✅  Utilize both confidence and assessment questions
✅  Clearly explain WHY they’re taking this quiz

04

Designing Lesson Content

Leveraging illustrations (visual images, emojis) and color helps FreeAgents learn in an clear and engaging way — especially compared to text-only content.

✅  Emojis are familiar for users and easy to implement
✅  Limiting content on a screen reduces overwhelm

05

Review Quiz after Lesson Content

It's key to ensure content understanding and practice reinforcement with a practice question.

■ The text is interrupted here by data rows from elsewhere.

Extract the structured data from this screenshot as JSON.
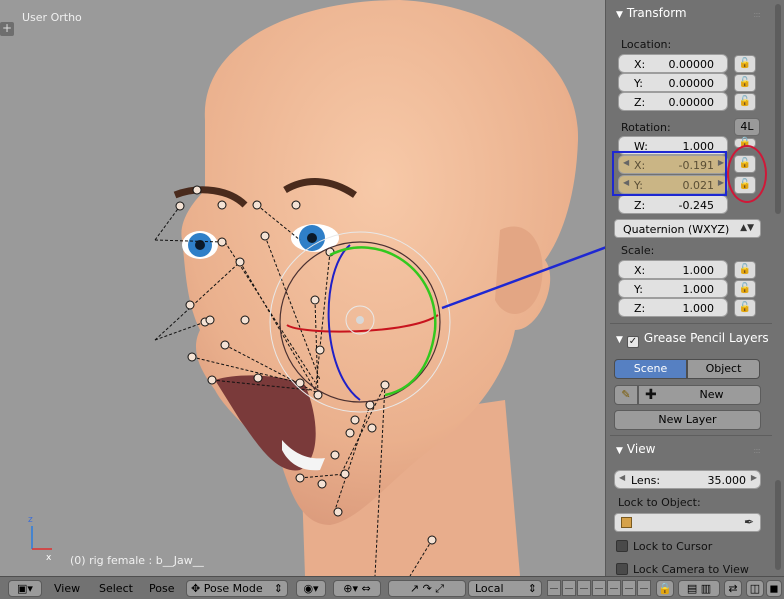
{
  "viewport": {
    "title": "User Ortho",
    "status": "(0) rig female : b__Jaw__",
    "axis_x": "x",
    "axis_z": "z",
    "plus": "+"
  },
  "transform": {
    "header": "Transform",
    "location_label": "Location:",
    "location": [
      {
        "axis": "X:",
        "value": "0.00000"
      },
      {
        "axis": "Y:",
        "value": "0.00000"
      },
      {
        "axis": "Z:",
        "value": "0.00000"
      }
    ],
    "rotation_label": "Rotation:",
    "rotation_mode_button": "4L",
    "rotation": [
      {
        "axis": "W:",
        "value": "1.000"
      },
      {
        "axis": "X:",
        "value": "-0.191"
      },
      {
        "axis": "Y:",
        "value": "0.021"
      },
      {
        "axis": "Z:",
        "value": "-0.245"
      }
    ],
    "rotation_mode": "Quaternion (WXYZ)",
    "scale_label": "Scale:",
    "scale": [
      {
        "axis": "X:",
        "value": "1.000"
      },
      {
        "axis": "Y:",
        "value": "1.000"
      },
      {
        "axis": "Z:",
        "value": "1.000"
      }
    ]
  },
  "grease_pencil": {
    "header": "Grease Pencil Layers",
    "tab_scene": "Scene",
    "tab_object": "Object",
    "new_label": "New",
    "new_layer_label": "New Layer"
  },
  "view": {
    "header": "View",
    "lens_label": "Lens:",
    "lens_value": "35.000",
    "lock_to_object_label": "Lock to Object:",
    "lock_to_cursor": "Lock to Cursor",
    "lock_camera_to_view": "Lock Camera to View"
  },
  "header_bar": {
    "menu_view": "View",
    "menu_select": "Select",
    "menu_pose": "Pose",
    "mode": "Pose Mode",
    "orientation": "Local"
  },
  "colors": {
    "annotation_blue": "#1e28d2",
    "annotation_red": "#d01838",
    "highlight_field": "#cab585"
  }
}
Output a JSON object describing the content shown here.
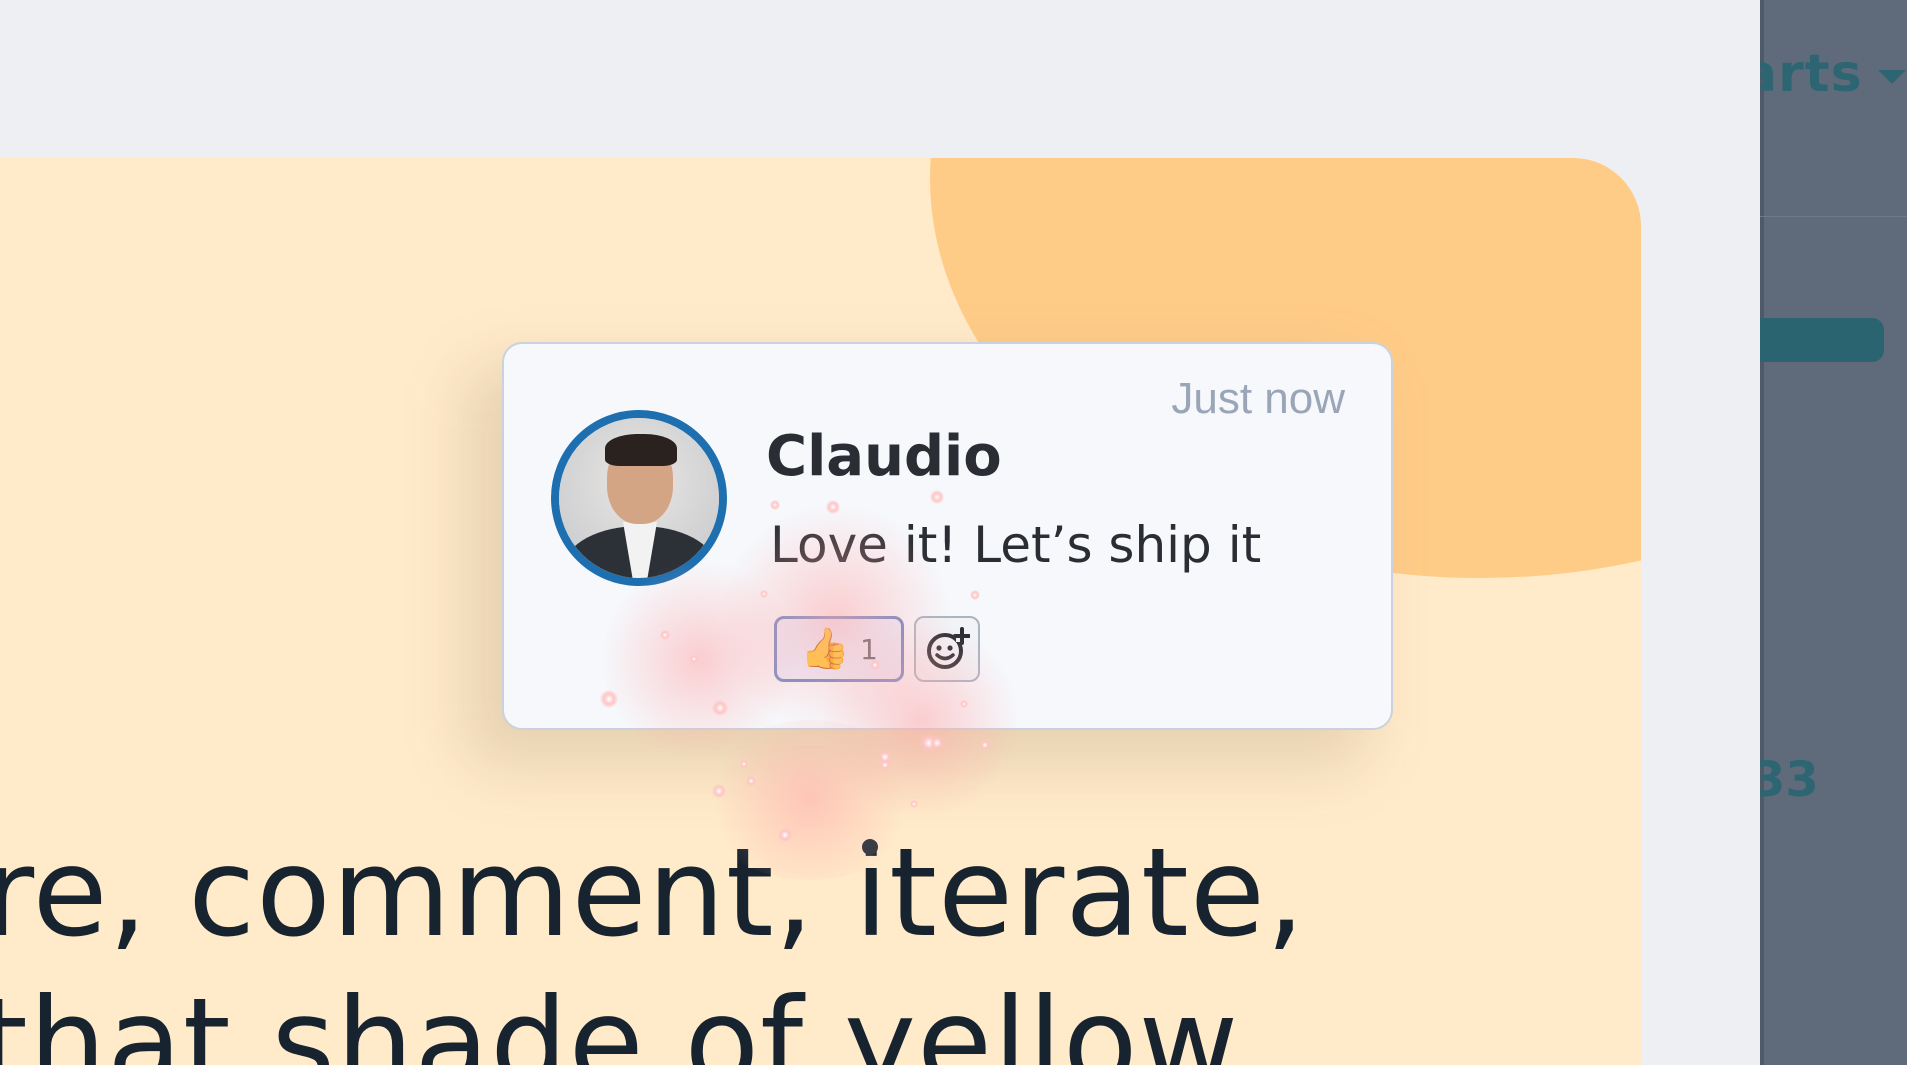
{
  "sidebar": {
    "menu_label": "arts",
    "value": "33"
  },
  "slide": {
    "headline_line1": "re, comment, iterate,",
    "headline_line2": "that shade of yellow"
  },
  "comment": {
    "timestamp": "Just now",
    "author": "Claudio",
    "message": "Love it! Let’s ship it",
    "reactions": [
      {
        "emoji": "👍",
        "count": "1"
      }
    ]
  },
  "colors": {
    "slide_bg": "#ffeac9",
    "blob": "#ffcc88",
    "avatar_ring": "#1d6fb0",
    "reaction_border": "#6d87c4"
  }
}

After testing designs with a review question on a separate page or on the bottom of the screen, the later proved to be more effective - FreeAgents can self-lear by scrolling back to lesson content on the same screen.

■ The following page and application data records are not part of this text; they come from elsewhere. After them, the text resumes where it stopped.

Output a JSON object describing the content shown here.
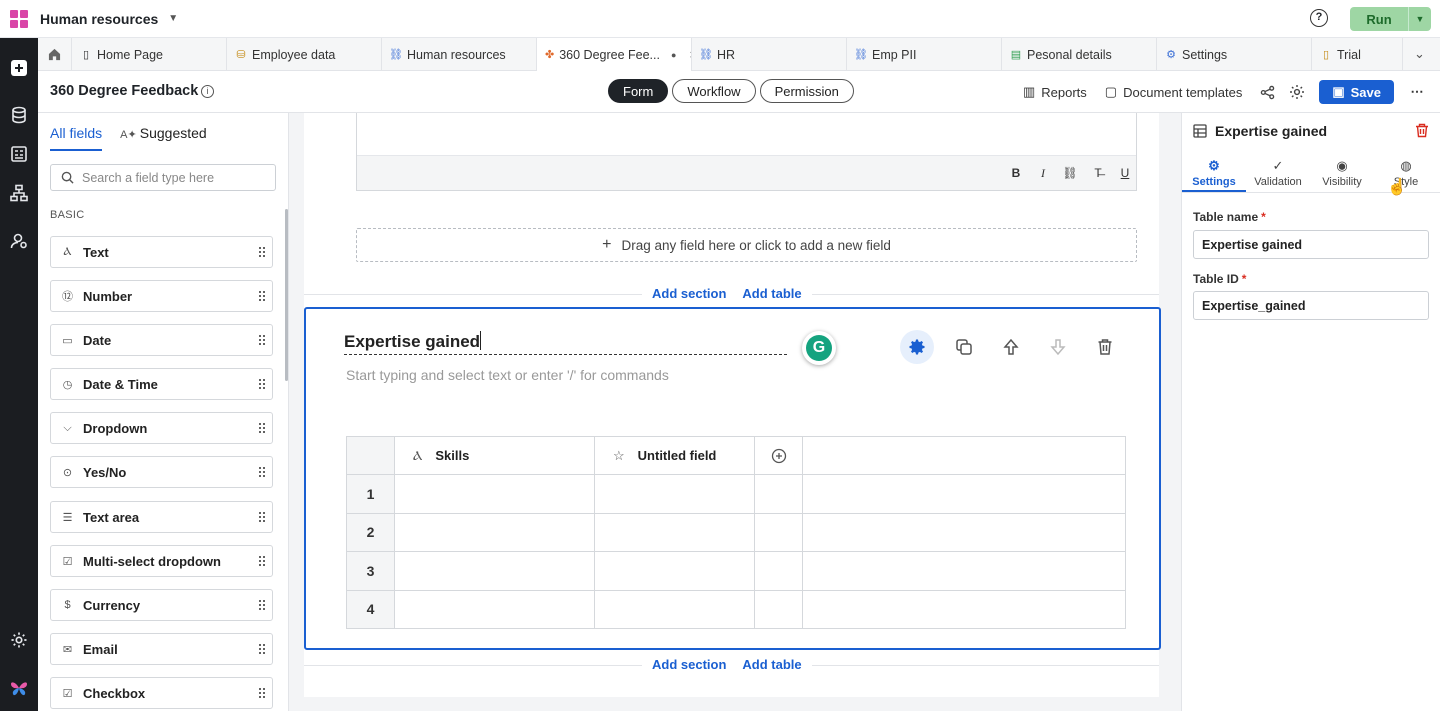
{
  "app": {
    "title": "Human resources",
    "run_label": "Run",
    "help": "?"
  },
  "tabs": [
    {
      "label": "Home Page",
      "icon": "page-icon"
    },
    {
      "label": "Employee data",
      "icon": "database-icon"
    },
    {
      "label": "Human resources",
      "icon": "link-icon"
    },
    {
      "label": "360 Degree Fee...",
      "icon": "form-icon",
      "active": true,
      "dirty": true
    },
    {
      "label": "HR",
      "icon": "link-icon"
    },
    {
      "label": "Emp PII",
      "icon": "link-icon"
    },
    {
      "label": "Pesonal details",
      "icon": "doc-icon"
    },
    {
      "label": "Settings",
      "icon": "gear-icon"
    },
    {
      "label": "Trial",
      "icon": "page-icon"
    }
  ],
  "subheader": {
    "title": "360 Degree Feedback",
    "modes": [
      "Form",
      "Workflow",
      "Permission"
    ],
    "active_mode": "Form",
    "reports": "Reports",
    "doc_templates": "Document templates",
    "save": "Save"
  },
  "palette": {
    "tab_all": "All fields",
    "tab_suggested": "Suggested",
    "search_placeholder": "Search a field type here",
    "section": "BASIC",
    "items": [
      {
        "label": "Text",
        "icon": "text-icon"
      },
      {
        "label": "Number",
        "icon": "number-icon"
      },
      {
        "label": "Date",
        "icon": "calendar-icon"
      },
      {
        "label": "Date & Time",
        "icon": "datetime-icon"
      },
      {
        "label": "Dropdown",
        "icon": "dropdown-icon"
      },
      {
        "label": "Yes/No",
        "icon": "toggle-icon"
      },
      {
        "label": "Text area",
        "icon": "textarea-icon"
      },
      {
        "label": "Multi-select dropdown",
        "icon": "multiselect-icon"
      },
      {
        "label": "Currency",
        "icon": "currency-icon"
      },
      {
        "label": "Email",
        "icon": "email-icon"
      },
      {
        "label": "Checkbox",
        "icon": "checkbox-icon"
      }
    ]
  },
  "canvas": {
    "drop_hint": "Drag any field here or click to add a new field",
    "add_section": "Add section",
    "add_table": "Add table",
    "section": {
      "title": "Expertise gained",
      "description_placeholder": "Start typing and select text or enter '/' for commands",
      "columns": [
        "Skills",
        "Untitled field"
      ],
      "rows": [
        "1",
        "2",
        "3",
        "4"
      ]
    }
  },
  "right_panel": {
    "title": "Expertise gained",
    "tabs": [
      "Settings",
      "Validation",
      "Visibility",
      "Style"
    ],
    "active_tab": "Settings",
    "table_name_label": "Table name",
    "table_name_value": "Expertise gained",
    "table_id_label": "Table ID",
    "table_id_value": "Expertise_gained"
  },
  "colors": {
    "accent": "#1a5fd1",
    "run_bg": "#9ed6a4",
    "danger": "#d92d20",
    "rail": "#1b1d21"
  }
}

✅  Have review questions to help reinforce material
✅  Allow FreeAgents to review by scrolling back to lesson content

06

Post-Lesson Completion Screen

It’s important to celebrate FreeAgents on their progress.  Having a brightly colored celebration screen helped recognize FreeAgents on their work so far, and encourages them to continue on with the following lessons.

✅  Brightly colored and illustrative items communicated well
✅  Celebrate and acknowledge their accomplishments

Reflections

Chapter 05

TAKEAWAYS & LEARNINGS

A Few Things I Learned…

#1: Communication is Key to Staying Aligned

Limited time to devote to the project (schoolwork + 5 week sprint) meant that we needed to work quickly and efficiently. Collaboration and communication was key – weekly check ins with the stakeholders and within our team allowed us to stay on track and keep aligned through the process.

#2: Document, Document, Document!

As we were working on delivering one design output between the four of us, there was potential for things to get messy quickly (within the Figma file, etc.). I took the lead on organizing/managing the Figma file, leveraging pages and organizing screens to maintain clarity and consistency, and learned about the importance of documentation for team alignment as well as engineering/stakeholder handoff.

#3: Talk to Your Users to Understand the Impact of Your Work

Getting to talk to FreeAgents was an incredibly rewarding experience — I learned more about what life is like for those formerly incarcerated, and got to understand their point-of-views. Being able to empathize with these FreeAgents allowed me to tangibly understand the wider impact of my design work.